David Cash, Dean of the John W. McCormack Graduate School of Public Policy and Global Studies, and Maria Ivanova, Associate Professor of Global Governance and Director of the Center for Sustainable Governance at UMass Boston, convened Boston’s third annual Science Diplomacy Workshop held from October 10-11, 2019. The McCormack Graduate School hosted the workshop at the UMass Club and co-organized the event with the Fletcher School of Law and Diplomacy at Tufts University, the Massachusetts Institute of Technology, and the Pardee School of Global Studies at Boston University.
The workshop convened aspiring scientists, the Deans of three policy schools in Boston – McCormack Graduate School at UMass Boston, the Fletcher School at Tufts, and the Pardee School at Boston University, and Boston-based consul generals and science and technology consular officers from across the globe with a core focus on training the next generation of science diplomats. This gathering gave leaders of Boston’s science diplomacy ecosystem the opportunity to identify potential synergies between universities and the science and technology diplomatic circle, which will allow for further collaboration in establishing an innovative international hub for science diplomacy in Boston. Professor Maria Ivanova and Dean David Cash of UMass Boston, Professor Paul Berkman of Tufts University, and Professor Larry Susskind of MIT led a discussion with the consul generals, in which all parties advocated their support for growing the initiative. “The diplomats posed a design challenge,” Professor Ivanova remarked. “How do we create an academic consortium that will be a center of intellectual gravity and engage productively in co-creation of knowledge on contemporary global challenges with the diplomatic circle in Boston?”

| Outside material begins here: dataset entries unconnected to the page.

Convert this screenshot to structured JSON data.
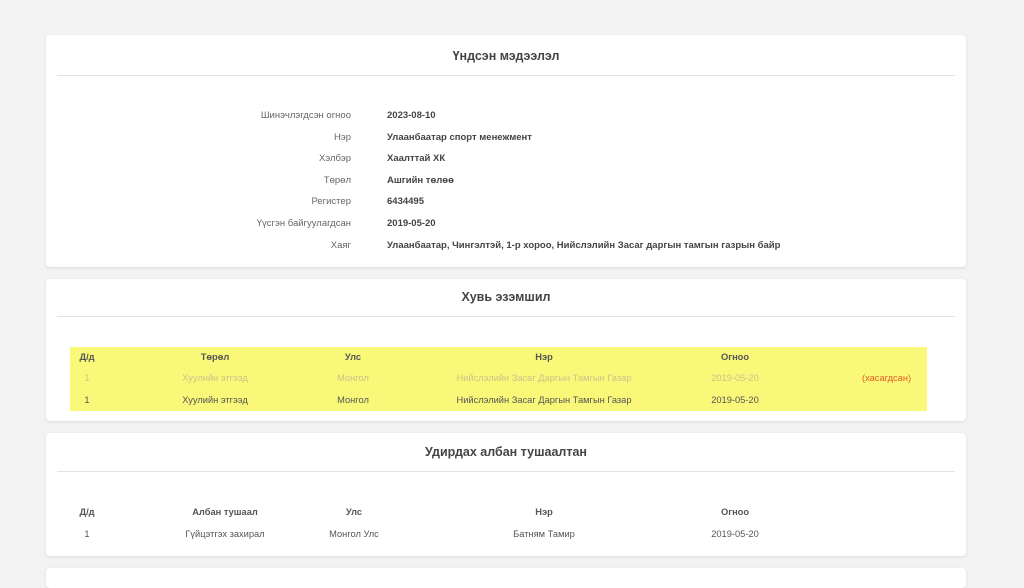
{
  "info": {
    "title": "Үндсэн мэдээлэл",
    "rows": [
      {
        "label": "Шинэчлэгдсэн огноо",
        "value": "2023-08-10"
      },
      {
        "label": "Нэр",
        "value": "Улаанбаатар спорт менежмент"
      },
      {
        "label": "Хэлбэр",
        "value": "Хаалттай ХК"
      },
      {
        "label": "Төрөл",
        "value": "Ашгийн төлөө"
      },
      {
        "label": "Регистер",
        "value": "6434495"
      },
      {
        "label": "Үүсгэн байгуулагдсан",
        "value": "2019-05-20"
      },
      {
        "label": "Хаяг",
        "value": "Улаанбаатар, Чингэлтэй, 1-р хороо, Нийслэлийн Засаг даргын тамгын газрын байр"
      }
    ]
  },
  "ownership": {
    "title": "Хувь эзэмшил",
    "headers": [
      "Д/д",
      "Төрөл",
      "Улс",
      "Нэр",
      "Огноо"
    ],
    "rows": [
      {
        "no": "1",
        "type": "Хуулийн этгээд",
        "country": "Монгол",
        "name": "Нийслэлийн Засаг Даргын Тамгын Газар",
        "date": "2019-05-20",
        "status": "(хасагдсан)"
      },
      {
        "no": "1",
        "type": "Хуулийн этгээд",
        "country": "Монгол",
        "name": "Нийслэлийн Засаг Даргын Тамгын Газар",
        "date": "2019-05-20",
        "status": ""
      }
    ],
    "highlight_color": "#f9f878",
    "removed_color": "#e65b2a"
  },
  "officers": {
    "title": "Удирдах албан тушаалтан",
    "headers": [
      "Д/д",
      "Албан тушаал",
      "Улс",
      "Нэр",
      "Огноо"
    ],
    "rows": [
      {
        "no": "1",
        "position": "Гүйцэтгэх захирал",
        "country": "Монгол Улс",
        "name": "Батням Тамир",
        "date": "2019-05-20"
      }
    ]
  }
}
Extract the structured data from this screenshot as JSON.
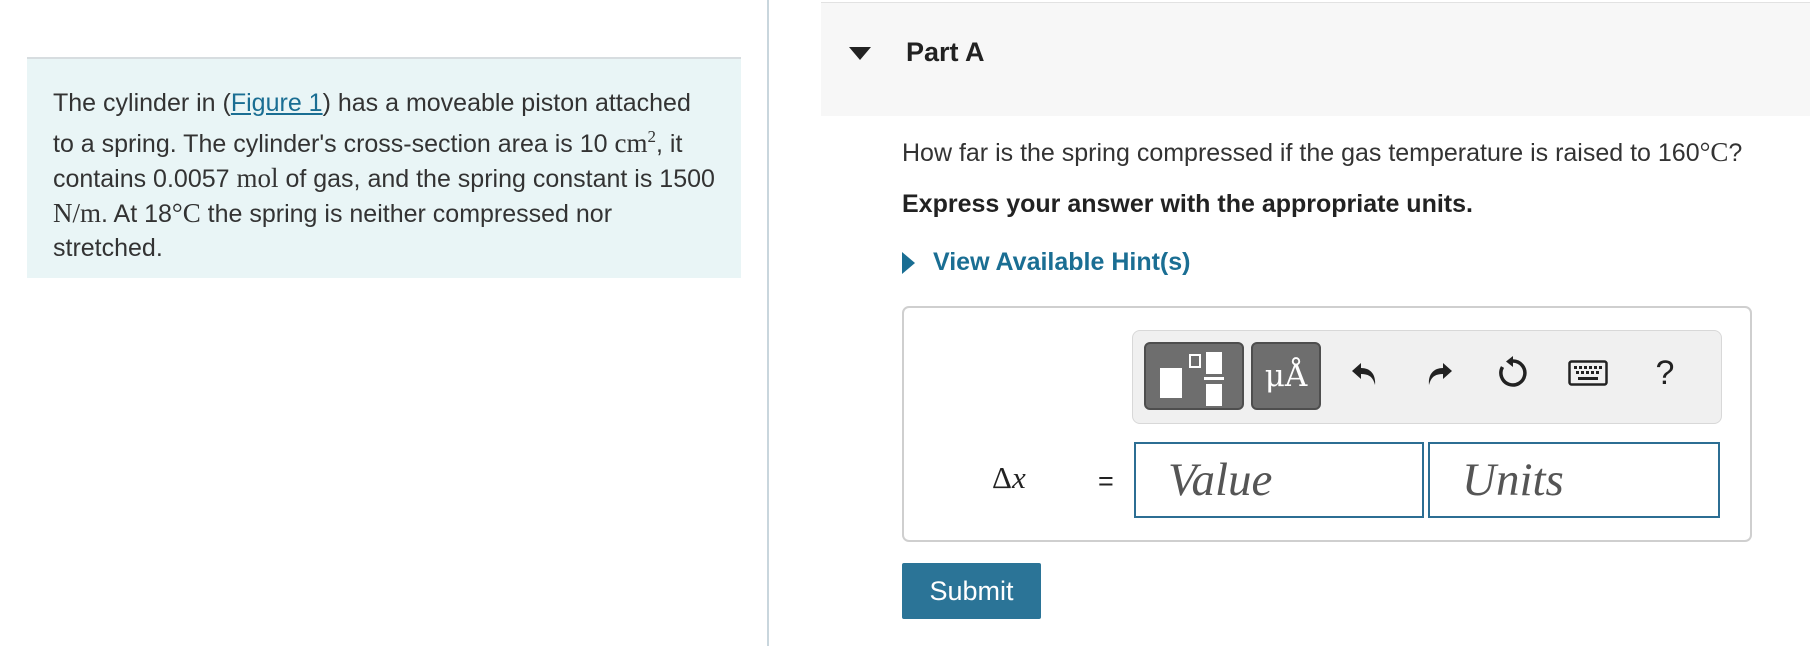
{
  "problem": {
    "text_1": "The cylinder in (",
    "figure_link": "Figure 1",
    "text_2": ") has a moveable piston attached to a spring. The cylinder's cross-section area is 10 ",
    "area_unit": "cm",
    "area_exp": "2",
    "text_3": ", it contains 0.0057 ",
    "mol_unit": "mol",
    "text_4": " of gas, and the spring constant is 1500 ",
    "spring_unit": "N/m",
    "text_5": ". At 18",
    "temp_unit_1": "°C",
    "text_6": " the spring is neither compressed nor stretched."
  },
  "part": {
    "title": "Part A",
    "question_text": "How far is the spring compressed if the gas temperature is raised to 160",
    "question_unit": "°C",
    "question_end": "?",
    "instruction": "Express your answer with the appropriate units.",
    "hint_label": "View Available Hint(s)"
  },
  "answer": {
    "variable_symbol": "Δ",
    "variable_letter": "x",
    "equals": "=",
    "value_placeholder": "Value",
    "units_placeholder": "Units",
    "symbols_button_label": "μÅ",
    "help_label": "?"
  },
  "submit_label": "Submit",
  "colors": {
    "panel_bg": "#e9f5f6",
    "link": "#1a6e93",
    "submit_bg": "#2b7497",
    "input_border": "#2c6e93"
  },
  "icons": [
    "templates-icon",
    "symbols-icon",
    "undo-icon",
    "redo-icon",
    "reset-icon",
    "keyboard-icon",
    "help-icon",
    "caret-down-icon",
    "caret-right-icon"
  ]
}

Notably, the workshop also provided participants the unique opportunity to communicate their research to policymakers and to engage in simulated global policy negotiations. The hands-on training highlighted the importance of deep area knowledge as well as the ability to translate it into concepts that transcend disciplinary boundaries and divides. As Dean Adil Najam remarked during the Deans Panel on global policy, “There is not a great problem in today’s world that does not need to be understood at a global level.” Referencing the work of Yuval Noah Harari, author of Sapiens and Homo Deus, he noted, “That [humans’] ability to cooperate at large scales…That’s what this workshop is about.”